Meanwhile, special education teachers say their jobs are tough. They are tapped to provide instruction in self-contained classrooms (all special ed students) and to support special education students who have been mainstreamed into “regular” classes. At the high school level, wearing those two hats can be a mental challenge as teachers work with students tackling subjects that range from auto mechanics to advanced algebra.
Recently, some high schools are divvying up subjects among special education teachers, giving them the luxury of specializing. Last year, Ana Maria Luhan, a special education teacher at Bogan High, taught classes in Spanish, her area of expertise, and worked as a resource teacher for special education students taking chemistry. Luhan says her knowledge of science improved markedly, but she is far happier this year teaching only Spanish.
Another huge task is meeting the needs of students who differ markedly in abilities and needs. In teaching vocabulary and verb conjugation, for instance, Luhan finds that songs help the musically-inclined students, while visually-oriented learners may pick up more from graphic organizers. “You are constantly trying to come up with different strategies to get the same material across,” she explains.
Bonnie Ulich, a specialist for the deaf and hard-of-hearing at Prosser Career Academy, works with Colombian immigrants who do not understand English or sign language. In addition, she works with special needs children who are also dialysis patients, and others who have multiple, severe handicaps. “They’re complicated kids,” Ulich says.
High school special education teachers have the added responsibility of preparing their students for life after graduation. Providing career guidance and emotional support can be critical for their students’ future success, they say.
Ulich says many special education students come from families who are poorly informed or unrealistic about their children’s job prospects. She tries to prepare them for the working world by teaching students how to take public transportation, pushing them to get eye exams and encouraging them to sign up for job-training programs. “You have to do it,” she says. “If you don’t, no one else will.”
Not surprisingly, paying teachers for the time they spend filling out paperwork is among the recommendations that the teachers union is bringing to the table at the upcoming contract talks. Union reps also will raise the issue of adjusting class size in general classes where special education students are included by a number that takes into account the severity of the disability. (One severely retarded student, for instance, may count for two general education students.)
Among newly minted teachers, interest in special education has fallen off significantly. Between 1975 and 2000, the number of teachers in Illinois who graduated with a bachelor’s in special education dropped by nearly 60 percent. At the same time, special education master’s degrees were down close to 50 percent.

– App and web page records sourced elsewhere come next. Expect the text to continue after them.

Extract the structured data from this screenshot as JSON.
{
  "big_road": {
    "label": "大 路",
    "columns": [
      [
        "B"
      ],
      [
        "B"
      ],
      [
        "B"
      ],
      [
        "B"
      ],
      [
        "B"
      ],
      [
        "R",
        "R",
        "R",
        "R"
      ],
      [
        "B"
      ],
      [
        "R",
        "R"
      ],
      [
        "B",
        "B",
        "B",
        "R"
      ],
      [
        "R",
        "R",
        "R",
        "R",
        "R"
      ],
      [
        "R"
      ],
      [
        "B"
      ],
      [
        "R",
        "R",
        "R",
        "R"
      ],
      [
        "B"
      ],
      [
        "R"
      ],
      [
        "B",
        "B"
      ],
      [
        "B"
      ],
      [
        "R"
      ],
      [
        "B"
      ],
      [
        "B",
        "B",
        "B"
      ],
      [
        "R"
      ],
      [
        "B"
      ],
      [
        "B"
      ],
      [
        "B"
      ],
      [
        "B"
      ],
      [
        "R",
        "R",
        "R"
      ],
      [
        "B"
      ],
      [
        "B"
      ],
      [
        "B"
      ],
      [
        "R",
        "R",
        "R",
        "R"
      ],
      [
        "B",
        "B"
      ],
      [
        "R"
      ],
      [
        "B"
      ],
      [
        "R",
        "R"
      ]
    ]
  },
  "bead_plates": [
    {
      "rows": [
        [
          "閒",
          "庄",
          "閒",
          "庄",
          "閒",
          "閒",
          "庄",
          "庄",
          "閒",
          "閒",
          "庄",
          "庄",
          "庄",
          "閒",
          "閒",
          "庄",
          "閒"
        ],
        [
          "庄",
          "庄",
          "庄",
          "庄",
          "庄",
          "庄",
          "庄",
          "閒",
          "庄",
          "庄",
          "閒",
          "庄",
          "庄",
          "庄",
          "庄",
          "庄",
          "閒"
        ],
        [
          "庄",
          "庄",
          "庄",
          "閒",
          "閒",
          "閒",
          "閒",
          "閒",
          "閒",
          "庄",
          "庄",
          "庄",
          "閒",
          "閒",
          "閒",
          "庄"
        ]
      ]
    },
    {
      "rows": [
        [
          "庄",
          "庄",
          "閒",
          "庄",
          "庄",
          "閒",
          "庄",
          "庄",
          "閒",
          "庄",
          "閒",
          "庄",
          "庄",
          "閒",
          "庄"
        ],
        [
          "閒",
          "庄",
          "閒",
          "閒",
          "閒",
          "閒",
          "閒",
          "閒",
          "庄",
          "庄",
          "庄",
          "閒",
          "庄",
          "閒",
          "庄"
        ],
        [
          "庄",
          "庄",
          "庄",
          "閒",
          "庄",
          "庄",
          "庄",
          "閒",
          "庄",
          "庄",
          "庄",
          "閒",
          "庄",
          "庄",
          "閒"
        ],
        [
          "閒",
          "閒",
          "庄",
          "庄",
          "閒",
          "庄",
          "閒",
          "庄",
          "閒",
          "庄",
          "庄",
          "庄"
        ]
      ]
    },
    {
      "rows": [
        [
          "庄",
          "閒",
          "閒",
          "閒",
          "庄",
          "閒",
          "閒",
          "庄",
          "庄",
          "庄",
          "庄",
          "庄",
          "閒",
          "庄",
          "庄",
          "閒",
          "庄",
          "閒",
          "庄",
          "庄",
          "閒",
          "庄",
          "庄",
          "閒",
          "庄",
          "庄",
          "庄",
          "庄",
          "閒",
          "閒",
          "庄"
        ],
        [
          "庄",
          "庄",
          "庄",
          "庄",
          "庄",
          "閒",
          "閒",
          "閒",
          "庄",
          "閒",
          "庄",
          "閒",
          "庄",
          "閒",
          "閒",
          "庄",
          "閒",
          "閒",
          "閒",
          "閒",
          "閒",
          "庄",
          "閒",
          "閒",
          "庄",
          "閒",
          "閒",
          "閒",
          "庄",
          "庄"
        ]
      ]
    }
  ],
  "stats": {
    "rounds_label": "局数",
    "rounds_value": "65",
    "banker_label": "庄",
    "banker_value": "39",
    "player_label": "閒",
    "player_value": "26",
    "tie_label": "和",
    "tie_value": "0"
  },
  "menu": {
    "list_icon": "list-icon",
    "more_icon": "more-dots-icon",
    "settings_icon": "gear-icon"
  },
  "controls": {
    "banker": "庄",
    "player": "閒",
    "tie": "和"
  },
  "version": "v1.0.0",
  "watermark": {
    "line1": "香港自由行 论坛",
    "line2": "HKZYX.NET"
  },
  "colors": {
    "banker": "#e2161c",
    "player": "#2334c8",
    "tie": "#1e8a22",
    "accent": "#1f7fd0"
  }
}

While the department of special education at Northeastern University has more applicants than slots, the school cannot expand its pipeline, says David Yasutaki, department chair. “Our resources are limited.” This year, 40 undergrads are enrolled in the program.
The department just finished revamping its curriculum to meet new standards for certification that allow graduates to work with a wider range of disabilities. The change, made in accordance with the Corey H. settlement, will make graduates more marketable, but also “makes the program more difficult because there is more material to cover,” he says.
Because the shortage in special education teachers has spread to the suburbs, Yasutaki adds, more of his graduates are choosing to work in schools outside of Chicago.
Leslie Whitaker is a freelance writer.